You can usually break down long processes into smaller pieces. Or, the server can return status data to update users about the process. In addition, you can create a long server process that has a messages-based or asynchronous approach so that it returns immediately to the user after the job is submitted, and then notifies the user after the long process is finished.
Important This section, method, or task contains steps that tell you how to modify the registry. However, serious problems might occur if you modify the registry incorrectly. Therefore, make sure that you follow these steps carefully. For added protection, back up the registry before you modify it. Then, you can restore the registry if a problem occurs. For more information about how to back up and restore the registry, click the following article number to view the article in the Microsoft Knowledge Base:
322756 How to back up and restore the registry in Windows
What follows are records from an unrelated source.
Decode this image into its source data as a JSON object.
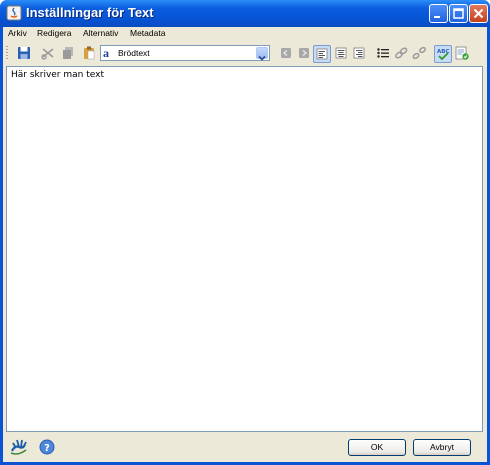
{
  "window": {
    "title": "Inställningar för Text"
  },
  "menu": [
    "Arkiv",
    "Redigera",
    "Alternativ",
    "Metadata"
  ],
  "toolbar": {
    "style_value": "Brödtext"
  },
  "editor": {
    "text": "Här skriver man text"
  },
  "buttons": {
    "ok": "OK",
    "cancel": "Avbryt"
  },
  "icons": [
    "save-icon",
    "cut-icon",
    "copy-icon",
    "paste-icon",
    "style-icon",
    "chevron-down-icon",
    "indent-decrease-icon",
    "indent-increase-icon",
    "align-left-icon",
    "align-center-icon",
    "align-right-icon",
    "bullet-list-icon",
    "link-icon",
    "unlink-icon",
    "spellcheck-icon",
    "spellcheck-options-icon",
    "hand-logo-icon",
    "help-icon",
    "minimize-icon",
    "maximize-icon",
    "close-icon"
  ],
  "colors": {
    "titlebar": "#0654d4",
    "accent": "#316ac5"
  }
}
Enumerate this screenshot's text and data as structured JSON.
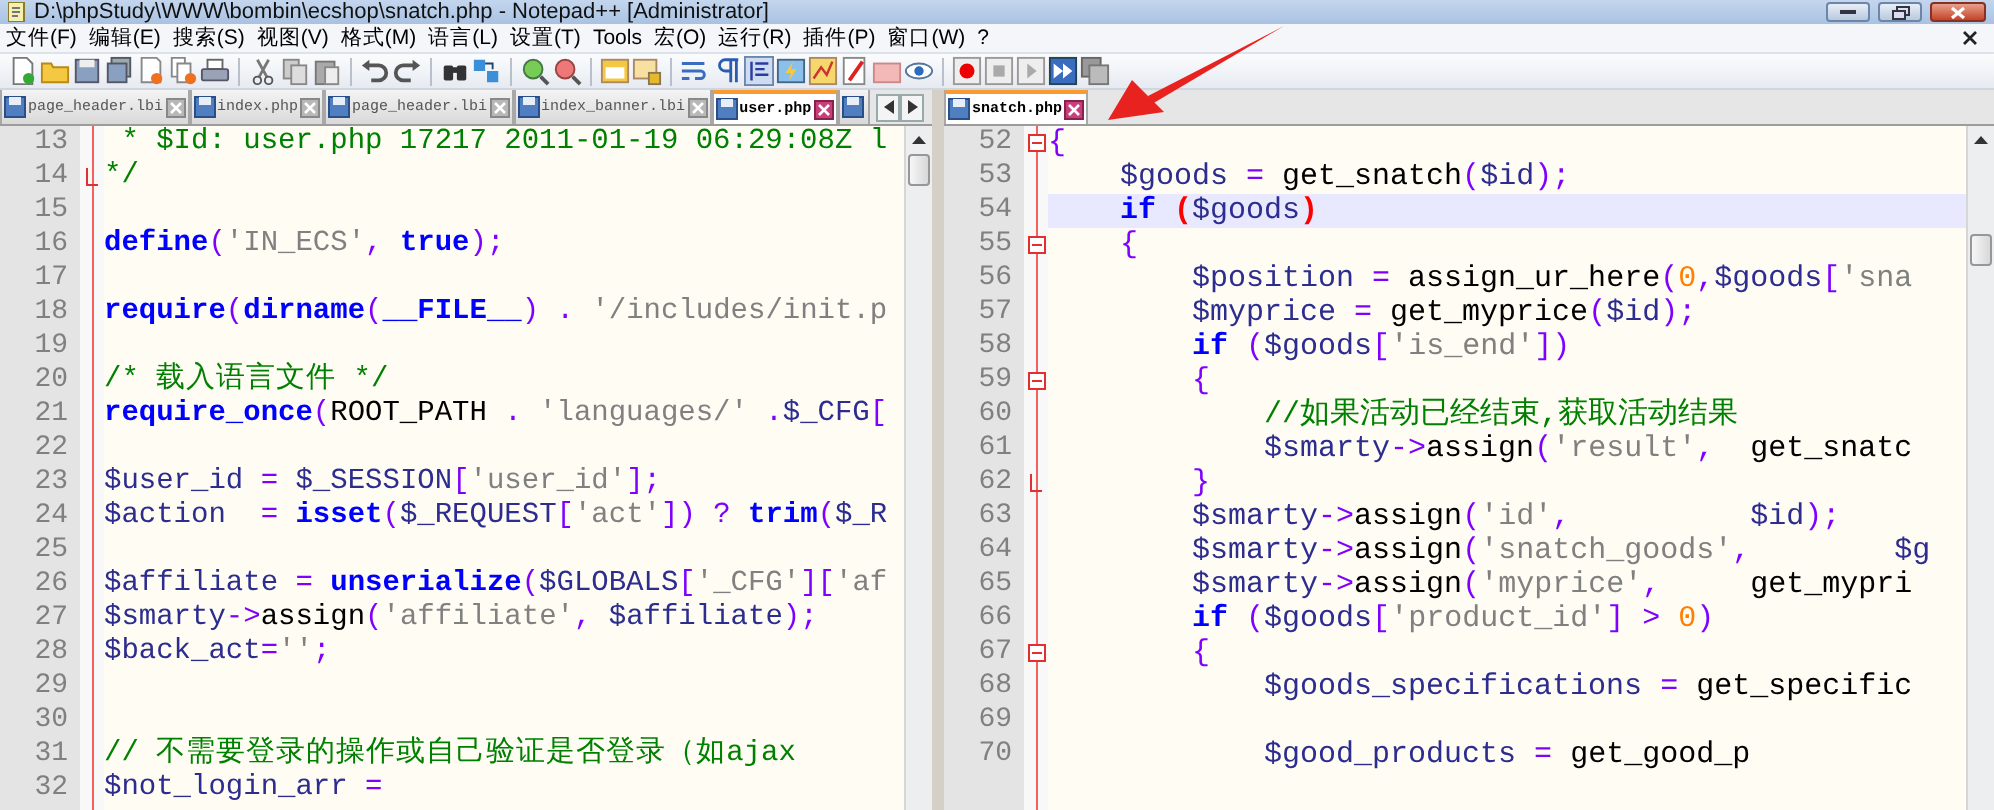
{
  "window": {
    "title": "D:\\phpStudy\\WWW\\bombin\\ecshop\\snatch.php - Notepad++ [Administrator]"
  },
  "menu": [
    "文件(F)",
    "编辑(E)",
    "搜索(S)",
    "视图(V)",
    "格式(M)",
    "语言(L)",
    "设置(T)",
    "Tools",
    "宏(O)",
    "运行(R)",
    "插件(P)",
    "窗口(W)",
    "?"
  ],
  "panes": [
    {
      "tabs": [
        {
          "label": "page_header.lbi",
          "selected": false
        },
        {
          "label": "index.php",
          "selected": false
        },
        {
          "label": "page_header.lbi",
          "selected": false
        },
        {
          "label": "index_banner.lbi",
          "selected": false
        },
        {
          "label": "user.php",
          "selected": true
        },
        {
          "selected": false
        }
      ],
      "lines": [
        {
          "number": "13",
          "current": false,
          "tokens": [
            {
              "kind": "com",
              "text": " * $Id: user.php 17217 2011-01-19 06:29:08Z l"
            }
          ]
        },
        {
          "number": "14",
          "current": false,
          "kind": "fold_end",
          "tokens": [
            {
              "kind": "com",
              "text": "*/"
            }
          ]
        },
        {
          "number": "15",
          "current": false
        },
        {
          "number": "16",
          "current": false,
          "tokens": [
            {
              "kind": "kw",
              "text": "define"
            },
            {
              "kind": "op",
              "text": "("
            },
            {
              "kind": "str",
              "text": "'IN_ECS'"
            },
            {
              "kind": "op",
              "text": ", "
            },
            {
              "kind": "kw",
              "text": "true"
            },
            {
              "kind": "op",
              "text": ");"
            }
          ]
        },
        {
          "number": "17",
          "current": false
        },
        {
          "number": "18",
          "current": false,
          "tokens": [
            {
              "kind": "kw",
              "text": "require"
            },
            {
              "kind": "op",
              "text": "("
            },
            {
              "kind": "kw",
              "text": "dirname"
            },
            {
              "kind": "op",
              "text": "("
            },
            {
              "kind": "kw",
              "text": "__FILE__"
            },
            {
              "kind": "op",
              "text": ") . "
            },
            {
              "kind": "str",
              "text": "'/includes/init.p"
            }
          ]
        },
        {
          "number": "19",
          "current": false
        },
        {
          "number": "20",
          "current": false,
          "tokens": [
            {
              "kind": "com",
              "text": "/* 载入语言文件 */"
            }
          ]
        },
        {
          "number": "21",
          "current": false,
          "tokens": [
            {
              "kind": "kw",
              "text": "require_once"
            },
            {
              "kind": "op",
              "text": "("
            },
            {
              "kind": "plain",
              "text": "ROOT_PATH "
            },
            {
              "kind": "op",
              "text": ". "
            },
            {
              "kind": "str",
              "text": "'languages/'"
            },
            {
              "kind": "op",
              "text": " ."
            },
            {
              "kind": "var",
              "text": "$_CFG"
            },
            {
              "kind": "op",
              "text": "["
            }
          ]
        },
        {
          "number": "22",
          "current": false
        },
        {
          "number": "23",
          "current": false,
          "tokens": [
            {
              "kind": "var",
              "text": "$user_id"
            },
            {
              "kind": "op",
              "text": " = "
            },
            {
              "kind": "var",
              "text": "$_SESSION"
            },
            {
              "kind": "op",
              "text": "["
            },
            {
              "kind": "str",
              "text": "'user_id'"
            },
            {
              "kind": "op",
              "text": "];"
            }
          ]
        },
        {
          "number": "24",
          "current": false,
          "tokens": [
            {
              "kind": "var",
              "text": "$action"
            },
            {
              "kind": "op",
              "text": "  = "
            },
            {
              "kind": "kw",
              "text": "isset"
            },
            {
              "kind": "op",
              "text": "("
            },
            {
              "kind": "var",
              "text": "$_REQUEST"
            },
            {
              "kind": "op",
              "text": "["
            },
            {
              "kind": "str",
              "text": "'act'"
            },
            {
              "kind": "op",
              "text": "]) ? "
            },
            {
              "kind": "kw",
              "text": "trim"
            },
            {
              "kind": "op",
              "text": "("
            },
            {
              "kind": "var",
              "text": "$_R"
            }
          ]
        },
        {
          "number": "25",
          "current": false
        },
        {
          "number": "26",
          "current": false,
          "tokens": [
            {
              "kind": "var",
              "text": "$affiliate"
            },
            {
              "kind": "op",
              "text": " = "
            },
            {
              "kind": "kw",
              "text": "unserialize"
            },
            {
              "kind": "op",
              "text": "("
            },
            {
              "kind": "var",
              "text": "$GLOBALS"
            },
            {
              "kind": "op",
              "text": "["
            },
            {
              "kind": "str",
              "text": "'_CFG'"
            },
            {
              "kind": "op",
              "text": "]["
            },
            {
              "kind": "str",
              "text": "'af"
            }
          ]
        },
        {
          "number": "27",
          "current": false,
          "tokens": [
            {
              "kind": "var",
              "text": "$smarty"
            },
            {
              "kind": "op",
              "text": "->"
            },
            {
              "kind": "plain",
              "text": "assign"
            },
            {
              "kind": "op",
              "text": "("
            },
            {
              "kind": "str",
              "text": "'affiliate'"
            },
            {
              "kind": "op",
              "text": ", "
            },
            {
              "kind": "var",
              "text": "$affiliate"
            },
            {
              "kind": "op",
              "text": ");"
            }
          ]
        },
        {
          "number": "28",
          "current": false,
          "tokens": [
            {
              "kind": "var",
              "text": "$back_act"
            },
            {
              "kind": "op",
              "text": "="
            },
            {
              "kind": "str",
              "text": "''"
            },
            {
              "kind": "op",
              "text": ";"
            }
          ]
        },
        {
          "number": "29",
          "current": false
        },
        {
          "number": "30",
          "current": false
        },
        {
          "number": "31",
          "current": false,
          "tokens": [
            {
              "kind": "com",
              "text": "// 不需要登录的操作或自己验证是否登录（如ajax"
            }
          ]
        },
        {
          "number": "32",
          "current": false,
          "tokens": [
            {
              "kind": "var",
              "text": "$not_login_arr"
            },
            {
              "kind": "op",
              "text": " ="
            }
          ]
        }
      ]
    },
    {
      "tabs": [
        {
          "label": "snatch.php",
          "selected": true
        }
      ],
      "lines": [
        {
          "number": "52",
          "current": false,
          "kind": "fold_start",
          "tokens": [
            {
              "kind": "op",
              "text": "{"
            }
          ]
        },
        {
          "number": "53",
          "current": false,
          "tokens": [
            {
              "kind": "var",
              "text": "    $goods"
            },
            {
              "kind": "op",
              "text": " = "
            },
            {
              "kind": "plain",
              "text": "get_snatch"
            },
            {
              "kind": "op",
              "text": "("
            },
            {
              "kind": "var",
              "text": "$id"
            },
            {
              "kind": "op",
              "text": ");"
            }
          ]
        },
        {
          "number": "54",
          "current": true,
          "tokens": [
            {
              "kind": "kw",
              "text": "    if"
            },
            {
              "kind": "brace",
              "text": " ("
            },
            {
              "kind": "var",
              "text": "$goods"
            },
            {
              "kind": "brace",
              "text": ")"
            }
          ]
        },
        {
          "number": "55",
          "current": false,
          "kind": "fold_start",
          "tokens": [
            {
              "kind": "op",
              "text": "    {"
            }
          ]
        },
        {
          "number": "56",
          "current": false,
          "tokens": [
            {
              "kind": "var",
              "text": "        $position"
            },
            {
              "kind": "op",
              "text": " = "
            },
            {
              "kind": "plain",
              "text": "assign_ur_here"
            },
            {
              "kind": "op",
              "text": "("
            },
            {
              "kind": "num",
              "text": "0"
            },
            {
              "kind": "op",
              "text": ","
            },
            {
              "kind": "var",
              "text": "$goods"
            },
            {
              "kind": "op",
              "text": "["
            },
            {
              "kind": "str",
              "text": "'sna"
            }
          ]
        },
        {
          "number": "57",
          "current": false,
          "tokens": [
            {
              "kind": "var",
              "text": "        $myprice"
            },
            {
              "kind": "op",
              "text": " = "
            },
            {
              "kind": "plain",
              "text": "get_myprice"
            },
            {
              "kind": "op",
              "text": "("
            },
            {
              "kind": "var",
              "text": "$id"
            },
            {
              "kind": "op",
              "text": ");"
            }
          ]
        },
        {
          "number": "58",
          "current": false,
          "tokens": [
            {
              "kind": "kw",
              "text": "        if"
            },
            {
              "kind": "op",
              "text": " ("
            },
            {
              "kind": "var",
              "text": "$goods"
            },
            {
              "kind": "op",
              "text": "["
            },
            {
              "kind": "str",
              "text": "'is_end'"
            },
            {
              "kind": "op",
              "text": "])"
            }
          ]
        },
        {
          "number": "59",
          "current": false,
          "kind": "fold_start",
          "tokens": [
            {
              "kind": "op",
              "text": "        {"
            }
          ]
        },
        {
          "number": "60",
          "current": false,
          "tokens": [
            {
              "kind": "com",
              "text": "            //如果活动已经结束,获取活动结果"
            }
          ]
        },
        {
          "number": "61",
          "current": false,
          "tokens": [
            {
              "kind": "var",
              "text": "            $smarty"
            },
            {
              "kind": "op",
              "text": "->"
            },
            {
              "kind": "plain",
              "text": "assign"
            },
            {
              "kind": "op",
              "text": "("
            },
            {
              "kind": "str",
              "text": "'result'"
            },
            {
              "kind": "op",
              "text": ",  "
            },
            {
              "kind": "plain",
              "text": "get_snatc"
            }
          ]
        },
        {
          "number": "62",
          "current": false,
          "kind": "fold_end",
          "tokens": [
            {
              "kind": "op",
              "text": "        }"
            }
          ]
        },
        {
          "number": "63",
          "current": false,
          "tokens": [
            {
              "kind": "var",
              "text": "        $smarty"
            },
            {
              "kind": "op",
              "text": "->"
            },
            {
              "kind": "plain",
              "text": "assign"
            },
            {
              "kind": "op",
              "text": "("
            },
            {
              "kind": "str",
              "text": "'id'"
            },
            {
              "kind": "op",
              "text": ",          "
            },
            {
              "kind": "var",
              "text": "$id"
            },
            {
              "kind": "op",
              "text": ");"
            }
          ]
        },
        {
          "number": "64",
          "current": false,
          "tokens": [
            {
              "kind": "var",
              "text": "        $smarty"
            },
            {
              "kind": "op",
              "text": "->"
            },
            {
              "kind": "plain",
              "text": "assign"
            },
            {
              "kind": "op",
              "text": "("
            },
            {
              "kind": "str",
              "text": "'snatch_goods'"
            },
            {
              "kind": "op",
              "text": ",        "
            },
            {
              "kind": "var",
              "text": "$g"
            }
          ]
        },
        {
          "number": "65",
          "current": false,
          "tokens": [
            {
              "kind": "var",
              "text": "        $smarty"
            },
            {
              "kind": "op",
              "text": "->"
            },
            {
              "kind": "plain",
              "text": "assign"
            },
            {
              "kind": "op",
              "text": "("
            },
            {
              "kind": "str",
              "text": "'myprice'"
            },
            {
              "kind": "op",
              "text": ",     "
            },
            {
              "kind": "plain",
              "text": "get_mypri"
            }
          ]
        },
        {
          "number": "66",
          "current": false,
          "tokens": [
            {
              "kind": "kw",
              "text": "        if"
            },
            {
              "kind": "op",
              "text": " ("
            },
            {
              "kind": "var",
              "text": "$goods"
            },
            {
              "kind": "op",
              "text": "["
            },
            {
              "kind": "str",
              "text": "'product_id'"
            },
            {
              "kind": "op",
              "text": "] > "
            },
            {
              "kind": "num",
              "text": "0"
            },
            {
              "kind": "op",
              "text": ")"
            }
          ]
        },
        {
          "number": "67",
          "current": false,
          "kind": "fold_start",
          "tokens": [
            {
              "kind": "op",
              "text": "        {"
            }
          ]
        },
        {
          "number": "68",
          "current": false,
          "tokens": [
            {
              "kind": "var",
              "text": "            $goods_specifications"
            },
            {
              "kind": "op",
              "text": " = "
            },
            {
              "kind": "plain",
              "text": "get_specific"
            }
          ]
        },
        {
          "number": "69",
          "current": false
        },
        {
          "number": "70",
          "current": false,
          "tokens": [
            {
              "kind": "var",
              "text": "            $good_products"
            },
            {
              "kind": "op",
              "text": " = "
            },
            {
              "kind": "plain",
              "text": "get_good_p"
            }
          ]
        }
      ]
    }
  ]
}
Although Microsoft does not encourage this approach, you can change the default time-out setting for Internet Explorer.
To have us change the default time-out setting to 5 minutes for the Internet Explorer, go to the "Here's an easy fix" section. If you prefer to fix this problem manually, go to the "Let me fix it myself" section.
Here's an easy fix
To fix this problem automatically, click the Download button. In the File Download dialog box, click Run or Open, and then follow the steps in the easy fix wizard.
This automatic fix will change the default time-out setting to 5 minutes for the Internet Explorer.
This wizard may be in English only. However, the automatic fix also works for other language versions of Windows.
If you’re not on the computer that has the problem, save the easy fix solution to a flash drive or a CD, and then run it on the computer that has the problem.
Let me fix it myself
Easy fix 50600
To change the default time-out setting for Internet Explorer in Internet Explorer 4.0 Service Pack 1 (SP1) or a later version, follow these steps:
In this subkey, add a ReceiveTimeout DWORD entry that has a value of (<number of seconds>)*1000. For example, if you want the time-out duration to be 8 minutes, set the value of the ReceiveTimeout entry to 480000 (<480>*1000).
Restart the computer.
Note This setting becomes the new global timeout which applies to both Internet Explorer and any WinINet application.
Did this fix the problem?
Check whether the problem is fixed. If the problem is fixed, you are finished with this section. If the problem is not fixed, you can contact support.
For more information about how to develop web-based solutions for Internet Explorer, visit the following Microsoft websites: